The labyrinth of the lateral mass consists of a number of air cells, with very thin walls, that are arranged in groups-anterior, middle, and posterior-which do not communicate directly. These cells are attached to the inner aspect of the os planum and project into the cavity of the nose. From their inner surfaces thin curved sheets of bone curve downwards and outwards and are known as the upper and middle turbinate bones : they are, of course, only portions of the ethmoid. A scheme of the arrangement is shown in Fig. 188. The middle turbinal comes down below the level of the lateral plate and can be recognised at once. The middle meatus of the nose lies below the middle turbinal, and the infundibulum runs up from the front part of this to the frontal sinus, and the position of the infundibulum can be recognised on the bone (Fig. 188) as a canal running upwards and forwards on the inner side of the mass that is exposed in front of the os planum, and continues below with the groove below the middle turbinal.

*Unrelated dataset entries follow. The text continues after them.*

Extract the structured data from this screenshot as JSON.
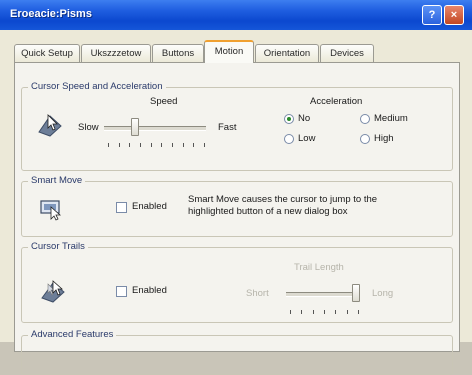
{
  "window": {
    "title": "Eroeacie:Pisms",
    "help_label": "?",
    "close_label": "×"
  },
  "tabs": [
    {
      "label": "Quick Setup",
      "active": false
    },
    {
      "label": "Ukszzzetow",
      "active": false
    },
    {
      "label": "Buttons",
      "active": false
    },
    {
      "label": "Motion",
      "active": true
    },
    {
      "label": "Orientation",
      "active": false
    },
    {
      "label": "Devices",
      "active": false
    }
  ],
  "cursor_speed": {
    "group_label": "Cursor Speed and Acceleration",
    "speed_label": "Speed",
    "slow_label": "Slow",
    "fast_label": "Fast",
    "speed_value": 0.3,
    "acceleration_label": "Acceleration",
    "acceleration_options": [
      "No",
      "Medium",
      "Low",
      "High"
    ],
    "acceleration_selected": "No"
  },
  "smart_move": {
    "group_label": "Smart Move",
    "checkbox_label": "Enabled",
    "checked": false,
    "description": "Smart Move causes the cursor to jump to the highlighted button of a new dialog box"
  },
  "cursor_trails": {
    "group_label": "Cursor Trails",
    "checkbox_label": "Enabled",
    "checked": false,
    "trail_length_label": "Trail Length",
    "short_label": "Short",
    "long_label": "Long",
    "trail_value": 1.0
  },
  "advanced": {
    "group_label": "Advanced Features"
  }
}
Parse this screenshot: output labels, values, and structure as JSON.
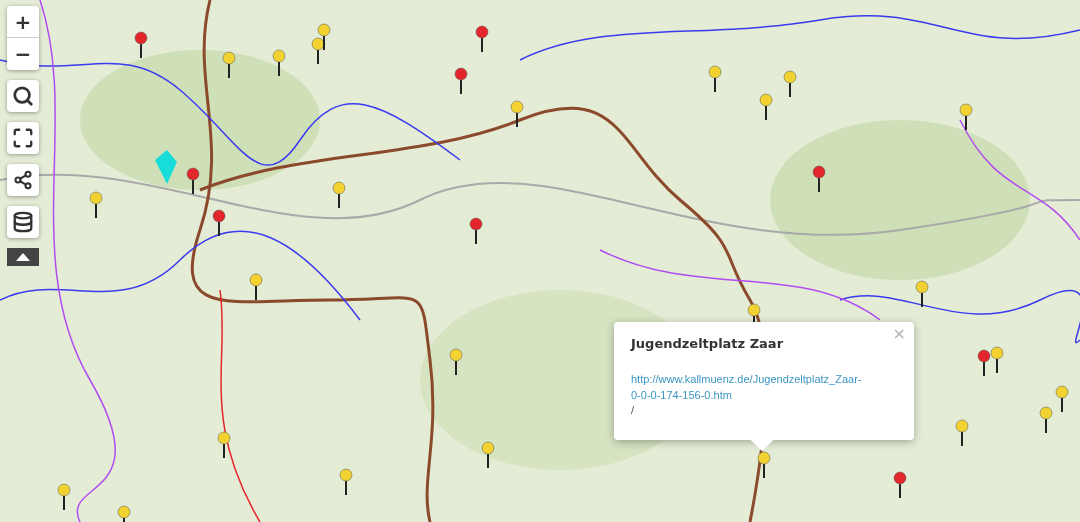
{
  "map_controls": {
    "zoom_in": "+",
    "zoom_out": "−"
  },
  "popup": {
    "title": "Jugendzeltplatz Zaar",
    "link": "http://www.kallmuenz.de/Jugendzeltplatz_Zaar-0-0-0-174-156-0.htm",
    "note": "/",
    "close": "×"
  }
}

It is evident that the lachrymal must cover in the infundibulum and form its outer wall here if it is not separated from it by cells in this situation, which is the usual condition : many incomplete cells may be seen round it which will be completed by the lachrymal, frontal, and maxilla.
An uncinate process passes downwards and backwards from the front and lower part of the mass, outside the middle turbinal (Fig. 188), to articulate with the inferior turbinate bone and partly fill in the opening of the maxillary antrum, but this is not often seen complete on the disarticulated bone.
If the lateral mass is removed and looked at from the inner side the upper and lower turbinals are seen suspended from the inner wall of the ethmoidal cells : the superior meatus is between the two turbinals (see Fig. 194). Fig. 198 gives the appearance presented by the bones on section in situ. For further details of this region, see p. 2.)4.
The lower walls of the middle ethmoidal cells form the part of the lateral mass that rests (Fig. 188) on the maxilla, and the middle turbinal is a direct continuation of these walls, so that when the walls become deficient behind the attached border of the middle turbinal obtains another articulation, with the palate bone, the vertical plate of which is here between it and the maxilla.
The ethmoid articulates with the sphenoid and its turbinals behind, the palates below, maxillcB below and also in front, lachrymals laterally in front, frontal above, and above and in front centrally, the two nasals and the vomer with its perpendicular plate, and the two inferior turbinals through its uncinate processes.
The nasal fossae are at first enclosed, with the exception of their lower regions, by a cartilaginous capsule which is continuous over the roofs of the fossae with the cartilaginous septum : cartilaginous supports grow from this into the turbinal masses and map out the air cells in part. Ossification starts on the surface of this capsule, just behind the lachrymal region, in the fifth month, and extends slowly into the cell walls and turbinates of the lateral mass, so that at birth the mass is practically ossified. The septum, however, is still cartilaginous, and the roof is fibrous, the cartilage having disappeared here. A centre appears in the membrane on each side of the upper part of the septal cartilage during the first year, and from this the bony plate is slowly formed during the next four or five years ; the crista galli is made by an early extension from these centres. The bony lateral mass in the meantime has extended its ossification into the roof and this joins with the completed septum.